Our work shows some clear trends we expected to see, and one we didn’t. The story about access is positive, with our measures of where and how often people access the internet, the range of devices they use, and the amount of data they have available all rising steadily over the last three years. All these indicators show that Australians right across the country are spending more time online and using more devices for more purposes. That reflects, above all, the smartphone’s growing ubiquity in everyday life – a worldwide trend. It also reflects the changing content of online media and the increasing importance of video, not only for entertainment, but also for information, education, and many other everyday purposes. “Digital ability” – skills, confidence and activity online – is also growing, although unevenly across different regions and different social groups.
When we look at affordability, however, our measure of inclusion has declined in Australia over the last three years. Although we know that the price of data has fallen steadily and significantly, people are using much more of it. So internet use has become relatively more expensive as a proportion of household incomes. This is the result of how we pay for mobile data, not only in Australia but also in most markets. The mobile internet bears the legacy of mobile telephony, including its metered pricing model; there are many variations, but the general principle is that instead of paying a flat access fee, we pay for the amount of data we use.
So increasing mobile data charges are the other side of the explosive internet growth story. Spending more on the net may not be a major problem for people with middle-class incomes, and it doesn’t mean the internet is necessarily unaffordable. But the trend does have serious implications for low-income internet users. The issue for them is that the internet is increasingly embedded not only in everyday social life but also in government and community services, education and labour-market services.
No exactly comparable data exist for other Asia-Pacific countries. But other measures of affordability and digital capability suggest that these are major obstacles, subject to a high level of regional variability. A 2016 report by GSMA, a mobile industry group, highlights the scale of the overall problem: even with optimistic projections of mobile take-up rates, GSMA estimates that more than 35 per cent of the population of the Asia-Pacific region will still lack internet access by the end of the decade. Affordability and the lack of digital skills were identified as two of the three most significant barriers to mobile internet use (the other was a lack of local, relevant content).
In Indonesia, 46 per cent of respondents identified affordability as a barrier; in Vietnam and India the figures were 23 per cent and 24 per cent respectively. In China, only 11 per cent of non–internet users identified affordability as a barrier, but 89 per cent cited a lack of digital literacy and skills. In India, the lack of locally relevant content was a much more significant barrier, with this reason cited by 80 per cent of non-users, compared with 30 per cent in China.
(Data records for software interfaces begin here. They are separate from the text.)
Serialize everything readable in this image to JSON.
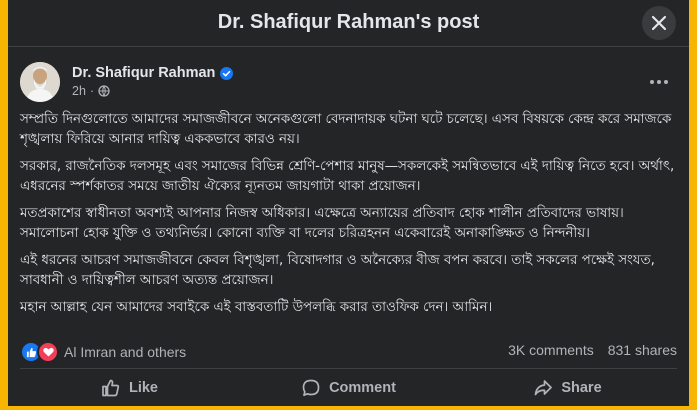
{
  "dialog": {
    "title": "Dr. Shafiqur Rahman's post"
  },
  "post": {
    "author": "Dr. Shafiqur Rahman",
    "time": "2h",
    "paragraphs": [
      "সম্প্রতি দিনগুলোতে আমাদের সমাজজীবনে অনেকগুলো বেদনাদায়ক ঘটনা ঘটে চলেছে। এসব বিষয়কে কেন্দ্র করে সমাজকে শৃঙ্খলায় ফিরিয়ে আনার দায়িত্ব এককভাবে কারও নয়।",
      "সরকার, রাজনৈতিক দলসমূহ এবং সমাজের বিভিন্ন শ্রেণি-পেশার মানুষ—সকলকেই সমন্বিতভাবে এই দায়িত্ব নিতে হবে। অর্থাৎ, এধরনের স্পর্শকাতর সময়ে জাতীয় ঐক্যের ন্যূনতম জায়গাটা থাকা প্রয়োজন।",
      "মতপ্রকাশের স্বাধীনতা অবশ্যই আপনার নিজস্ব অধিকার। এক্ষেত্রে অন্যায়ের প্রতিবাদ হোক শালীন প্রতিবাদের ভাষায়। সমালোচনা হোক যুক্তি ও তথ্যনির্ভর। কোনো ব্যক্তি বা দলের চরিত্রহনন একেবারেই অনাকাঙ্ক্ষিত ও নিন্দনীয়।",
      "এই ধরনের আচরণ সমাজজীবনে কেবল বিশৃঙ্খলা, বিষোদগার ও অনৈক্যের বীজ বপন করবে। তাই সকলের পক্ষেই সংযত, সাবধানী ও দায়িত্বশীল আচরণ অত্যন্ত প্রয়োজন।",
      "মহান আল্লাহ যেন আমাদের সবাইকে এই বাস্তবতাটি উপলব্ধি করার তাওফিক দেন। আমিন।"
    ]
  },
  "stats": {
    "reactors": "Al Imran and others",
    "comments": "3K comments",
    "shares": "831 shares"
  },
  "actions": {
    "like": "Like",
    "comment": "Comment",
    "share": "Share"
  },
  "colors": {
    "frame": "#f7b500",
    "background": "#242526",
    "verified": "#1877f2",
    "like": "#1877f2",
    "love": "#f33e58"
  },
  "icons": [
    "close-icon",
    "verified-badge-icon",
    "globe-icon",
    "more-options-icon",
    "like-reaction-icon",
    "love-reaction-icon",
    "like-icon",
    "comment-icon",
    "share-icon"
  ]
}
All this points to the scale of the future challenge for digital inclusion. Twenty years ago, the costs of not being connected to the internet were small. They are now substantial. As crucial services and knowledge resources increasingly move online, the risk of a stratifying internet is that the benefits of connection are concentrated among those who are already well-placed. Digital exclusion then becomes an increasingly serious problem for those who depend on support and services most. •